» Given data:
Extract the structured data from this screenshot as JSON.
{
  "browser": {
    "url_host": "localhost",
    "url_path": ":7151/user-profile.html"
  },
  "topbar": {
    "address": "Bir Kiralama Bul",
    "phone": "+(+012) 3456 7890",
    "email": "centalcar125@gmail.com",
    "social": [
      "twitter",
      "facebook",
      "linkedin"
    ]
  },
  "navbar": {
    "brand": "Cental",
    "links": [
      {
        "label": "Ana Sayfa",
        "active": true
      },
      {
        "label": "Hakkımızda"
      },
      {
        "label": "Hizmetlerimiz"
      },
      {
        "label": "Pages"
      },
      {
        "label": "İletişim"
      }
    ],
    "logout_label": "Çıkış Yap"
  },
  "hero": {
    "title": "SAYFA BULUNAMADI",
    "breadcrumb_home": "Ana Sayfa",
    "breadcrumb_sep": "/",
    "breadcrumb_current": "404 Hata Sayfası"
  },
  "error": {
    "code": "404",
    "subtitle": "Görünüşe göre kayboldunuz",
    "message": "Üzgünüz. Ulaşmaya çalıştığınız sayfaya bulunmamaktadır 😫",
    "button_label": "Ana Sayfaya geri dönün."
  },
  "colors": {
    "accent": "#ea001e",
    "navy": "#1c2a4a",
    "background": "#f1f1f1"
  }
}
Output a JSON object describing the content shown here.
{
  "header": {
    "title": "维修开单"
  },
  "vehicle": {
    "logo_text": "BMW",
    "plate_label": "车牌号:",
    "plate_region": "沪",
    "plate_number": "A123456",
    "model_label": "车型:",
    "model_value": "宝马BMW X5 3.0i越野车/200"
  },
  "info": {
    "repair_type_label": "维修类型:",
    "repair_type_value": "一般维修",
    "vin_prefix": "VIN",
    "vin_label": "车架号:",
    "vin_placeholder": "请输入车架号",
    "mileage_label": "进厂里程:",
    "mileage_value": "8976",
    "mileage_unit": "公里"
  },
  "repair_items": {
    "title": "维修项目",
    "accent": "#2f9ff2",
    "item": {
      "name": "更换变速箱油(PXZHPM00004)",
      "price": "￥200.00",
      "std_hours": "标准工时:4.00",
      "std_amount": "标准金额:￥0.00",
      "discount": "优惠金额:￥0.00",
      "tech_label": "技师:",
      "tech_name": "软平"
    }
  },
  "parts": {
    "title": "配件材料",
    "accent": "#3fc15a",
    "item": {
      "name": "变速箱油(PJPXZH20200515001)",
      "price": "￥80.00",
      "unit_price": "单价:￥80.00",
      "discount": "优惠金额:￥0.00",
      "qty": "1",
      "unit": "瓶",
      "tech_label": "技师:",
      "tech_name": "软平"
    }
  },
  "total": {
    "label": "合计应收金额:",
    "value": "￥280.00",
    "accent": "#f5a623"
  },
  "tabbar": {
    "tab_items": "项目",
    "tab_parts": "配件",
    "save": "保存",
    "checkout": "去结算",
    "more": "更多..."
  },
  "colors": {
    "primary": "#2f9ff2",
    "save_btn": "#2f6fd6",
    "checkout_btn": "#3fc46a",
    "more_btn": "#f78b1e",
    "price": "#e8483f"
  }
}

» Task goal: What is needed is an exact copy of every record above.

» Response:
Extract the structured data from this screenshot as JSON.
{
  "browser": {
    "url_host": "localhost",
    "url_path": ":7151/user-profile.html"
  },
  "topbar": {
    "address": "Bir Kiralama Bul",
    "phone": "+(+012) 3456 7890",
    "email": "centalcar125@gmail.com",
    "social": [
      "twitter",
      "facebook",
      "linkedin"
    ]
  },
  "navbar": {
    "brand": "Cental",
    "links": [
      {
        "label": "Ana Sayfa",
        "active": true
      },
      {
        "label": "Hakkımızda"
      },
      {
        "label": "Hizmetlerimiz"
      },
      {
        "label": "Pages"
      },
      {
        "label": "İletişim"
      }
    ],
    "logout_label": "Çıkış Yap"
  },
  "hero": {
    "title": "SAYFA BULUNAMADI",
    "breadcrumb_home": "Ana Sayfa",
    "breadcrumb_sep": "/",
    "breadcrumb_current": "404 Hata Sayfası"
  },
  "error": {
    "code": "404",
    "subtitle": "Görünüşe göre kayboldunuz",
    "message": "Üzgünüz. Ulaşmaya çalıştığınız sayfaya bulunmamaktadır 😫",
    "button_label": "Ana Sayfaya geri dönün."
  },
  "colors": {
    "accent": "#ea001e",
    "navy": "#1c2a4a",
    "background": "#f1f1f1"
  }
}
Output a JSON object describing the content shown here.
{
  "header": {
    "title": "维修开单"
  },
  "vehicle": {
    "logo_text": "BMW",
    "plate_label": "车牌号:",
    "plate_region": "沪",
    "plate_number": "A123456",
    "model_label": "车型:",
    "model_value": "宝马BMW X5 3.0i越野车/200"
  },
  "info": {
    "repair_type_label": "维修类型:",
    "repair_type_value": "一般维修",
    "vin_prefix": "VIN",
    "vin_label": "车架号:",
    "vin_placeholder": "请输入车架号",
    "mileage_label": "进厂里程:",
    "mileage_value": "8976",
    "mileage_unit": "公里"
  },
  "repair_items": {
    "title": "维修项目",
    "accent": "#2f9ff2",
    "item": {
      "name": "更换变速箱油(PXZHPM00004)",
      "price": "￥200.00",
      "std_hours": "标准工时:4.00",
      "std_amount": "标准金额:￥0.00",
      "discount": "优惠金额:￥0.00",
      "tech_label": "技师:",
      "tech_name": "软平"
    }
  },
  "parts": {
    "title": "配件材料",
    "accent": "#3fc15a",
    "item": {
      "name": "变速箱油(PJPXZH20200515001)",
      "price": "￥80.00",
      "unit_price": "单价:￥80.00",
      "discount": "优惠金额:￥0.00",
      "qty": "1",
      "unit": "瓶",
      "tech_label": "技师:",
      "tech_name": "软平"
    }
  },
  "total": {
    "label": "合计应收金额:",
    "value": "￥280.00",
    "accent": "#f5a623"
  },
  "tabbar": {
    "tab_items": "项目",
    "tab_parts": "配件",
    "save": "保存",
    "checkout": "去结算",
    "more": "更多..."
  },
  "colors": {
    "primary": "#2f9ff2",
    "save_btn": "#2f6fd6",
    "checkout_btn": "#3fc46a",
    "more_btn": "#f78b1e",
    "price": "#e8483f"
  }
}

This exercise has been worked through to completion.